--- Extracted material Enclosed Below ---
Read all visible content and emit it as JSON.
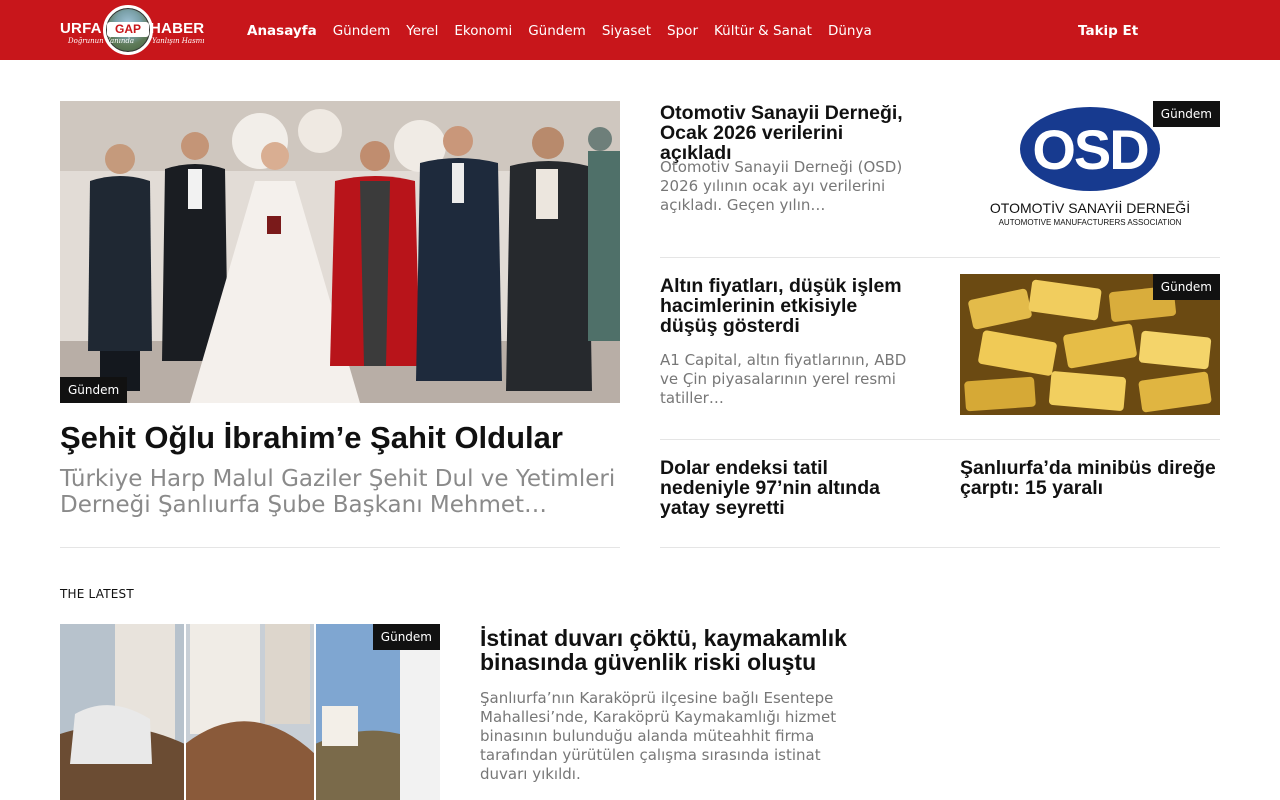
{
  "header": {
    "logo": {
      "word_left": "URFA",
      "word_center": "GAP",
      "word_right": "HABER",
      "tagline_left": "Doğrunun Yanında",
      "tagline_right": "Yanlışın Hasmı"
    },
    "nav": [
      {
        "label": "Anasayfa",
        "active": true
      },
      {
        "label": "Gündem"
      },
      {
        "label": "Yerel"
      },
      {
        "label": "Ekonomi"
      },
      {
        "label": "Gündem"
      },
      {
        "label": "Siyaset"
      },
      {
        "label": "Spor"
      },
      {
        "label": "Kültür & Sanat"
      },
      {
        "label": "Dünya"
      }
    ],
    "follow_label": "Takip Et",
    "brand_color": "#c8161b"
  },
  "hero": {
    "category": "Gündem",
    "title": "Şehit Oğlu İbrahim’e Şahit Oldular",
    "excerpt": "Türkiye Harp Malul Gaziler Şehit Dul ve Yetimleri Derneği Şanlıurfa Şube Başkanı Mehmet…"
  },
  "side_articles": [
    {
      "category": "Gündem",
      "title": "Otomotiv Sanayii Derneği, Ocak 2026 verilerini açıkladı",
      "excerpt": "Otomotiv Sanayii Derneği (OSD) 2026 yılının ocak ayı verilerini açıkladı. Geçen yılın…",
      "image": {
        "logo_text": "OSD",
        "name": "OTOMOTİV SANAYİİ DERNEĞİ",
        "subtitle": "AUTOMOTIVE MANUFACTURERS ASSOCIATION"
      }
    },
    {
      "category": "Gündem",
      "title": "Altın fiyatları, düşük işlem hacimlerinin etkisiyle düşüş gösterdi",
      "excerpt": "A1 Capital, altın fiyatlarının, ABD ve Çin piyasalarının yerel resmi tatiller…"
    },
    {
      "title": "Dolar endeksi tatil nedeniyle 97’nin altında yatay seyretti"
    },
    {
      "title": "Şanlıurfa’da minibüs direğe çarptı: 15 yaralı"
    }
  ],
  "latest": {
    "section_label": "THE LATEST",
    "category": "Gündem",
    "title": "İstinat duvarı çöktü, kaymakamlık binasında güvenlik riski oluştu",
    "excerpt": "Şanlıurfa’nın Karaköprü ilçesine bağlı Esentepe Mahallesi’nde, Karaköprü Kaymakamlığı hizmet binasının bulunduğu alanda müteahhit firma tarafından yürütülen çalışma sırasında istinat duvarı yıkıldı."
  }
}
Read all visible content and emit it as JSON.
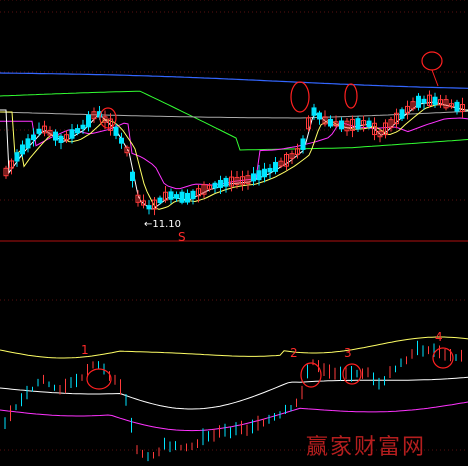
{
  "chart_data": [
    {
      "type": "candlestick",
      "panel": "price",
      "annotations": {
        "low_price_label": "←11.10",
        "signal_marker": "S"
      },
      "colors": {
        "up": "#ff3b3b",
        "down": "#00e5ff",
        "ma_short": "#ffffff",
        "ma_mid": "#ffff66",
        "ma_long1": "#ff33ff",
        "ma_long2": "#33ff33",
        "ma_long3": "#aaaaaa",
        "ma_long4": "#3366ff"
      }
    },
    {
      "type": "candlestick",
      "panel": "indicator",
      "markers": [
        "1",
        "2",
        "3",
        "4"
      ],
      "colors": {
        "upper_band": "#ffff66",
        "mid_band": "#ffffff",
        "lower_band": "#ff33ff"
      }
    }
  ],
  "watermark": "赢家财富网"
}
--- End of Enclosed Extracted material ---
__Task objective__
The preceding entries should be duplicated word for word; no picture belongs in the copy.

__Problem solution__
Read all visible content and emit it as JSON.
{
  "header": {
    "logo": {
      "word_left": "URFA",
      "word_center": "GAP",
      "word_right": "HABER",
      "tagline_left": "Doğrunun Yanında",
      "tagline_right": "Yanlışın Hasmı"
    },
    "nav": [
      {
        "label": "Anasayfa",
        "active": true
      },
      {
        "label": "Gündem"
      },
      {
        "label": "Yerel"
      },
      {
        "label": "Ekonomi"
      },
      {
        "label": "Gündem"
      },
      {
        "label": "Siyaset"
      },
      {
        "label": "Spor"
      },
      {
        "label": "Kültür & Sanat"
      },
      {
        "label": "Dünya"
      }
    ],
    "follow_label": "Takip Et",
    "brand_color": "#c8161b"
  },
  "hero": {
    "category": "Gündem",
    "title": "Şehit Oğlu İbrahim’e Şahit Oldular",
    "excerpt": "Türkiye Harp Malul Gaziler Şehit Dul ve Yetimleri Derneği Şanlıurfa Şube Başkanı Mehmet…"
  },
  "side_articles": [
    {
      "category": "Gündem",
      "title": "Otomotiv Sanayii Derneği, Ocak 2026 verilerini açıkladı",
      "excerpt": "Otomotiv Sanayii Derneği (OSD) 2026 yılının ocak ayı verilerini açıkladı. Geçen yılın…",
      "image": {
        "logo_text": "OSD",
        "name": "OTOMOTİV SANAYİİ DERNEĞİ",
        "subtitle": "AUTOMOTIVE MANUFACTURERS ASSOCIATION"
      }
    },
    {
      "category": "Gündem",
      "title": "Altın fiyatları, düşük işlem hacimlerinin etkisiyle düşüş gösterdi",
      "excerpt": "A1 Capital, altın fiyatlarının, ABD ve Çin piyasalarının yerel resmi tatiller…"
    },
    {
      "title": "Dolar endeksi tatil nedeniyle 97’nin altında yatay seyretti"
    },
    {
      "title": "Şanlıurfa’da minibüs direğe çarptı: 15 yaralı"
    }
  ],
  "latest": {
    "section_label": "THE LATEST",
    "category": "Gündem",
    "title": "İstinat duvarı çöktü, kaymakamlık binasında güvenlik riski oluştu",
    "excerpt": "Şanlıurfa’nın Karaköprü ilçesine bağlı Esentepe Mahallesi’nde, Karaköprü Kaymakamlığı hizmet binasının bulunduğu alanda müteahhit firma tarafından yürütülen çalışma sırasında istinat duvarı yıkıldı."
  }
}
Read all visible content and emit it as JSON.
{
  "chart_data": [
    {
      "type": "candlestick",
      "panel": "price",
      "annotations": {
        "low_price_label": "←11.10",
        "signal_marker": "S"
      },
      "colors": {
        "up": "#ff3b3b",
        "down": "#00e5ff",
        "ma_short": "#ffffff",
        "ma_mid": "#ffff66",
        "ma_long1": "#ff33ff",
        "ma_long2": "#33ff33",
        "ma_long3": "#aaaaaa",
        "ma_long4": "#3366ff"
      }
    },
    {
      "type": "candlestick",
      "panel": "indicator",
      "markers": [
        "1",
        "2",
        "3",
        "4"
      ],
      "colors": {
        "upper_band": "#ffff66",
        "mid_band": "#ffffff",
        "lower_band": "#ff33ff"
      }
    }
  ],
  "watermark": "赢家财富网"
}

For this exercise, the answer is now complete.